TF: I do love the Ziggy Stardust era, such as ‘Rock and Roll Suicide’; there is a poignancy, there is a rawness in that era. In fact, I think I’m probably the only head of college who has Bowie on the wall. Mainly because you’ve got the quote here “I don’t know where I’m coming from here but I promise it won’t be boring,” which is basically my motto for the running of Hertford.
MP: Finally, if you could sum up Oxford in a song, what would you choose?
TF: Wow. For me, Oxford is all about its potential and opportunity and that energy of use. I’d go for ‘Come Together’ by Primal Scream.

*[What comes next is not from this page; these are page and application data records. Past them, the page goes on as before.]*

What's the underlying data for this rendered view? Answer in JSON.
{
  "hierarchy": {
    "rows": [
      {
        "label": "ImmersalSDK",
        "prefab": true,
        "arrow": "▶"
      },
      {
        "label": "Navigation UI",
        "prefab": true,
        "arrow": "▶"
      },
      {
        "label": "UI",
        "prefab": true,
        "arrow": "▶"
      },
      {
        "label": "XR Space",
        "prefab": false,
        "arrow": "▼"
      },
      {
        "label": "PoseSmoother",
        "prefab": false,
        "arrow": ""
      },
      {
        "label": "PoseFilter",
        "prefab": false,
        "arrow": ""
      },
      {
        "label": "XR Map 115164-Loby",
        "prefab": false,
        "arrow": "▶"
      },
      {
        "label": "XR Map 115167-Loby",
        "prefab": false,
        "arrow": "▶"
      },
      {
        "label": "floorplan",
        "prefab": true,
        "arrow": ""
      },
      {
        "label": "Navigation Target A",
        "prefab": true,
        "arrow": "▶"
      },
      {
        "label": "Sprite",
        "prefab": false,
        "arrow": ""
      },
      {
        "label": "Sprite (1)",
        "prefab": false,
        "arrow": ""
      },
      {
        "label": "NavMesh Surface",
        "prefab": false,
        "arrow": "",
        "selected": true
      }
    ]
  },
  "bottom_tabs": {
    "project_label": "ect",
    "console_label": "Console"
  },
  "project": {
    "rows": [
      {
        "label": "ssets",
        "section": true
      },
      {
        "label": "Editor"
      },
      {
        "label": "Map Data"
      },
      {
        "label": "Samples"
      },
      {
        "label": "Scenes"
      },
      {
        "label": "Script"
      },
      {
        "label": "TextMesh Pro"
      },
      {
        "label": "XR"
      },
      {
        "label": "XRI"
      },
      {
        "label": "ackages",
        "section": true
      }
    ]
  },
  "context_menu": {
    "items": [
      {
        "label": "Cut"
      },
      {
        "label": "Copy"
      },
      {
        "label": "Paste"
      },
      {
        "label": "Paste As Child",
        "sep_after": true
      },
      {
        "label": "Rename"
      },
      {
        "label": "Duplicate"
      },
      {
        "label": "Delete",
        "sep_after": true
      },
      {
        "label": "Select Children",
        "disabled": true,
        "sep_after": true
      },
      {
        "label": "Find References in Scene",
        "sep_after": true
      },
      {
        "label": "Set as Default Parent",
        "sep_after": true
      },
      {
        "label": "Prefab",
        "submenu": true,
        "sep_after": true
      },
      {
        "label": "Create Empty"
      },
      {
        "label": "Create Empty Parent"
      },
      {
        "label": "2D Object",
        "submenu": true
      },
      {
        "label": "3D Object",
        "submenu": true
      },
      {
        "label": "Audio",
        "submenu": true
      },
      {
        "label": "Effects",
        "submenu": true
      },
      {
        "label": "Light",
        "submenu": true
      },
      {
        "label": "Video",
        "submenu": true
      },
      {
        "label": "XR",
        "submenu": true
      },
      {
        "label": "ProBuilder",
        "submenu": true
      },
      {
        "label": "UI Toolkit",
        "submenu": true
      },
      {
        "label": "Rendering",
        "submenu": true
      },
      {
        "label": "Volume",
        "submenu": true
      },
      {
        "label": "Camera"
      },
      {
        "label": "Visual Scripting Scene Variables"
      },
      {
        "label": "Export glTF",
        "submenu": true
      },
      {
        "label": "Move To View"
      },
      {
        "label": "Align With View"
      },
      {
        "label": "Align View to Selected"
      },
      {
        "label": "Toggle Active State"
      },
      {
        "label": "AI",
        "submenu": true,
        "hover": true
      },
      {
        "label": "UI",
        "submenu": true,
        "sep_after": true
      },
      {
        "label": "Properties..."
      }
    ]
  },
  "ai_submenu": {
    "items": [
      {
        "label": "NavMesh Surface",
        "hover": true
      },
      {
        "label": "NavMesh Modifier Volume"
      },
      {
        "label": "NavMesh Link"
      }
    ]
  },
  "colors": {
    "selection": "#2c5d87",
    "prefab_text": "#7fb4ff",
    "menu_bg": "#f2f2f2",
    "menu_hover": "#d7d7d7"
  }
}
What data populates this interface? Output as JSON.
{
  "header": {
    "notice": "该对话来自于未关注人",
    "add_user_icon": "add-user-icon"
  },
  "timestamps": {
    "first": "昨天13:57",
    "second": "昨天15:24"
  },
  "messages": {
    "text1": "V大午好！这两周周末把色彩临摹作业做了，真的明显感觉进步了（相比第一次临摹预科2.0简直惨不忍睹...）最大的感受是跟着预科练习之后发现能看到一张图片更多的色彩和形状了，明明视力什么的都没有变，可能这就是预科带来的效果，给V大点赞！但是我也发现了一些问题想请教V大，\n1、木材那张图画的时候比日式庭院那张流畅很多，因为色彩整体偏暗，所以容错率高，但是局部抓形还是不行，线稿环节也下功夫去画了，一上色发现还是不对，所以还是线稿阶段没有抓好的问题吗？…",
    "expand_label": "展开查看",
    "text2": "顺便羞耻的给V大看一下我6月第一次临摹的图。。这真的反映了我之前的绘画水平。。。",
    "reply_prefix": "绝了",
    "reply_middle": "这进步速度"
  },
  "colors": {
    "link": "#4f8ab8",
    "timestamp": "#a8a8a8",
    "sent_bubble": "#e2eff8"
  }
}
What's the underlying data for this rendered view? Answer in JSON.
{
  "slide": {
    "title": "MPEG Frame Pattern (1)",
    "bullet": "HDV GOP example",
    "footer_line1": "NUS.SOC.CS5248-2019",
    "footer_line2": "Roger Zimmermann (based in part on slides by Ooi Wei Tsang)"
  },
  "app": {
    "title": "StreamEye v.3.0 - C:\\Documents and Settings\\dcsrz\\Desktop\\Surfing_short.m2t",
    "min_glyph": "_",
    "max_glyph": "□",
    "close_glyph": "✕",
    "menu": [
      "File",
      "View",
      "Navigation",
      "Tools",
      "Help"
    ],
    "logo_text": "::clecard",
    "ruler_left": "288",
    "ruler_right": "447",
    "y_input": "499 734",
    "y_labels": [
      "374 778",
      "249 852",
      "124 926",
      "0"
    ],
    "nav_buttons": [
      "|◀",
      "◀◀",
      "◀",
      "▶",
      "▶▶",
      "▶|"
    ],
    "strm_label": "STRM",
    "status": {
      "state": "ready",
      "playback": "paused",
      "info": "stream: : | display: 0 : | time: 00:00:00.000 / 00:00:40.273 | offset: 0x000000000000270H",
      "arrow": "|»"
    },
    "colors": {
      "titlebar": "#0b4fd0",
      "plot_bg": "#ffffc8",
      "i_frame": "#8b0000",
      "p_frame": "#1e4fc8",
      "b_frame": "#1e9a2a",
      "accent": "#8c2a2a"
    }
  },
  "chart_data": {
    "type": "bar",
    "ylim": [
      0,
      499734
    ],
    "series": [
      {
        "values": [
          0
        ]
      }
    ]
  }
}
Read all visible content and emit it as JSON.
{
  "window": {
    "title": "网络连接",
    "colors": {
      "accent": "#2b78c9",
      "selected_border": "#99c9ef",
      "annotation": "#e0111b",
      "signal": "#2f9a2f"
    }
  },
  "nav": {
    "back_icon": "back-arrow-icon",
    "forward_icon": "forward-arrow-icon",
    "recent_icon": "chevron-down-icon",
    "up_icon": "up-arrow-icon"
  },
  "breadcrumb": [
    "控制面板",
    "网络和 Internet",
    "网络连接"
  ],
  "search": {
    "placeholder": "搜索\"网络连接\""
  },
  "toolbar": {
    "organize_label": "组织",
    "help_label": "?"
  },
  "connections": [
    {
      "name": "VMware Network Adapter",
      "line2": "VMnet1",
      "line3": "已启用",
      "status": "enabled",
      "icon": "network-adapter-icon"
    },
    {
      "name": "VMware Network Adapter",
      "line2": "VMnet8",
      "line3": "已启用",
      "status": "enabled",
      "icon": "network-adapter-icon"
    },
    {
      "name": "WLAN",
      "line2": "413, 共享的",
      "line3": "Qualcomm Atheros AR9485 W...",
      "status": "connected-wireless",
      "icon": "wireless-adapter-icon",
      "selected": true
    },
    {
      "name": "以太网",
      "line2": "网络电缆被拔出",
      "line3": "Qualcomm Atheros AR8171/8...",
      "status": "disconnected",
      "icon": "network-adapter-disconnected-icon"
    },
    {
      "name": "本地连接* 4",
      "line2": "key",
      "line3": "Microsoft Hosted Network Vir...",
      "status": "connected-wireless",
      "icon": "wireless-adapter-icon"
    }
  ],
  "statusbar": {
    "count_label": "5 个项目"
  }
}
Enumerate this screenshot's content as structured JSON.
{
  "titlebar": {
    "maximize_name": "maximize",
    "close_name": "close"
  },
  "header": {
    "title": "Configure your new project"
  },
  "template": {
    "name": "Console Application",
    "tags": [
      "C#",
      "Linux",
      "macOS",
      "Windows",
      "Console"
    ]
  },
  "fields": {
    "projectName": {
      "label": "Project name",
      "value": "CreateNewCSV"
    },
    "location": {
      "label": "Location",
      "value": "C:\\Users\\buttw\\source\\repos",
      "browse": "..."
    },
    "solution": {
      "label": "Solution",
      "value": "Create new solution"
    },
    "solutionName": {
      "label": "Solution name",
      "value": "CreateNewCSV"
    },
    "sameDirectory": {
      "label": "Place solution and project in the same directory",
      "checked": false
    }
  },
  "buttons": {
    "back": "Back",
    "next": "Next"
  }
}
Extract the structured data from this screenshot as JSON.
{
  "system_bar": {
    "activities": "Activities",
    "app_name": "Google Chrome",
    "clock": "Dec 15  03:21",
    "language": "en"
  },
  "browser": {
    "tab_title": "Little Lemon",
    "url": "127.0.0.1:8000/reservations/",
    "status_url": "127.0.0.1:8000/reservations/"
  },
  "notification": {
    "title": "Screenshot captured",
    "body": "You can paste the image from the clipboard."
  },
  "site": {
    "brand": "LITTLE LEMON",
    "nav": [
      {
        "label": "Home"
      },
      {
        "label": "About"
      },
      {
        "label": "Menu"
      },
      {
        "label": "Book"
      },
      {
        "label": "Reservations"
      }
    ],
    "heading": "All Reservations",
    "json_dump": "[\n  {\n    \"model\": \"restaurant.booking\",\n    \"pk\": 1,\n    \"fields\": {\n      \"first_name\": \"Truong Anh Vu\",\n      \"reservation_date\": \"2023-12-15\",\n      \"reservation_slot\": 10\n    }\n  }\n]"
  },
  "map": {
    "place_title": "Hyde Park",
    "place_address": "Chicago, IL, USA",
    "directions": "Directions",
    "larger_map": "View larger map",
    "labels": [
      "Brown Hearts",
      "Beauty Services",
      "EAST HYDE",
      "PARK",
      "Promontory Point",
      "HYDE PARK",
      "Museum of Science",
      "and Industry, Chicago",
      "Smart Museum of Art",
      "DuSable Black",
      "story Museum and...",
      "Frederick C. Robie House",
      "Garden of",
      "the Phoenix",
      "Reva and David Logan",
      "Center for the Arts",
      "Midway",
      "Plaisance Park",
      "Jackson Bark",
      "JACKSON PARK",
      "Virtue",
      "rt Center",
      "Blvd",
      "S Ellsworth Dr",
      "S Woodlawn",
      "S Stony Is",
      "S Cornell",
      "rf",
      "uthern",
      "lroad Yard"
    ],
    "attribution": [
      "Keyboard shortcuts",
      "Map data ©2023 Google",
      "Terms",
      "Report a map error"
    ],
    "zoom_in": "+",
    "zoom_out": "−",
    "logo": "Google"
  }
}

MP: Absolutely fantastic choice, one of my favourite songs from one of my favourite albums.
TF: It’s because of the song’s sense of pulling together and being a community. A college was an idea before it was a building. You may think of a college as bricks and mortar but it’s actually the idea of a community. At the moment when we’re not here physically, songs like that I think capture even more sort of sense of the spirit of the place and that sense of a community. So yeah, ‘Come Together’ by Primal Scream. I used to be a boxer, and I’d go out there into the room to Primal Scream, to ‘Movin’ On Up’. That was the song I would enter the ring in there, doing a bit of this, a bit of that. (laughs) And it would always get my adrenaline going. I had one opponent who had T-shirts made saying “Fletcher goes home on a stretcher.” Hopefully, that’s not a motto for my time in Oxford!
MP: Thanks so much for taking the time to speak to us – it’s been an absolute pleasure!
TF: My mates all think my musical tastes mostly frozen by the year 2000, probably, I think I’ve proved today that they’re probably right (laughs).
MP: You got some Post Malone, Machine Gun Kelly got stuff going on in there!
TF: That’s true. In a way, my musical tastes slightly froze in the era when I was last in Oxford – so there’s an association with Oxford through all of that music, which is very powerful for me.
Listen to the Spotify playlist @cherwellmusic.
Image credit: Hertford College.